The county would use $250,000 in economic development funds to pay for most of its share, and parks and trails funds for the rest, said Economic Development Association Coordinator Guy Fischer.
“It’s important to remember that at the end of the day, the property becomes the county’s. We’ll be getting $3.2 million in land and infrastructure for 10 to 15 percent of the cost,” Fischer said.
The DNR grant program pays up to 60 percent of the total cost for a qualifying project, Lauinger noted, and this one fits the criteria.
Under the draft proposal, the 260-acre site would be purchased and developed in stages over three years.
It operated as a private ski area until 2004, and much of the infrastructure – roads, parking lot, lodge, electrical, water, two of five lifts, and ski slopes and trails remain intact.

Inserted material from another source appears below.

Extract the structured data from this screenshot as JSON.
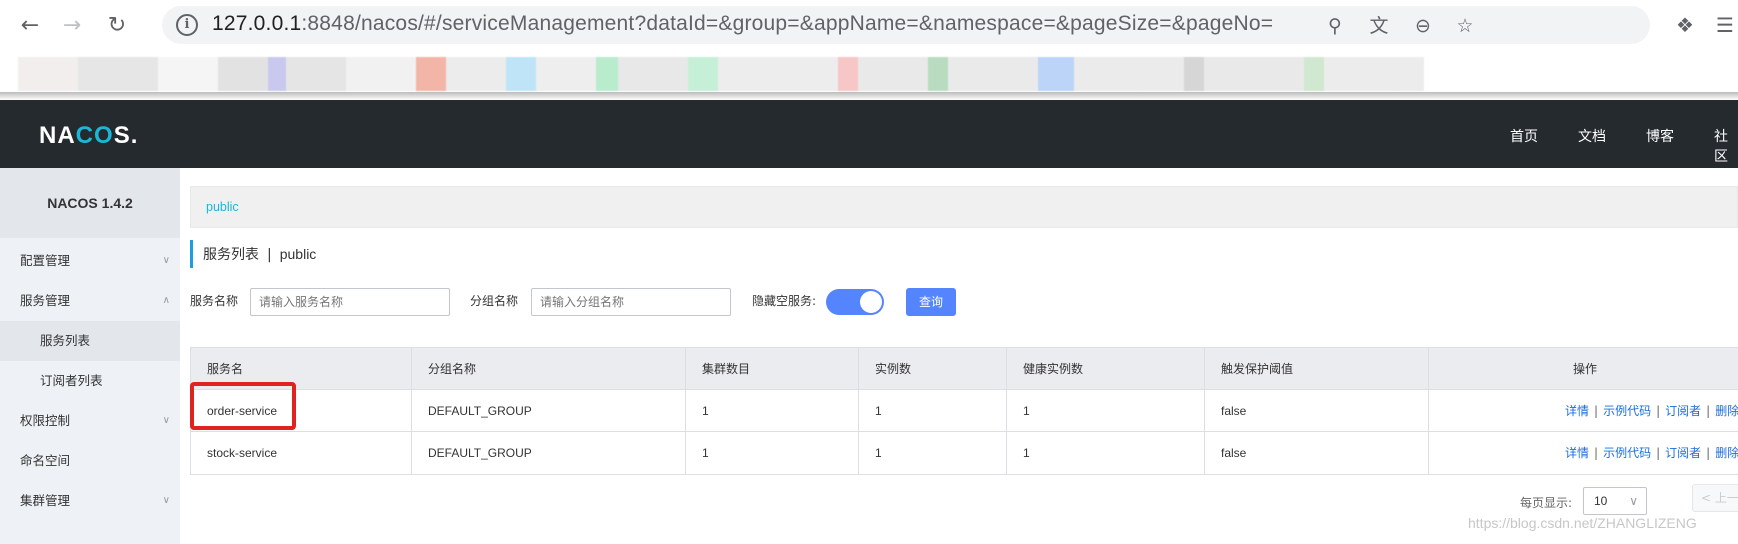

A system of Nordic ski trails would include five kilometers the first year, with the opportunity to add another nine miles in the next few years. DNR trail money and volunteer help from the high school Nordic ski team would help keep costs low.
Mountain bike trails would include a beginner loop, intermediate loop and advanced loop, with built-in challenges and a standard-sized graded surface.
The second and third year of the plan includes buying and installing three ski lifts to serve all nine runs, at a total cost of $650,000.
Bowe writes for the Detroit Lakes News Tribune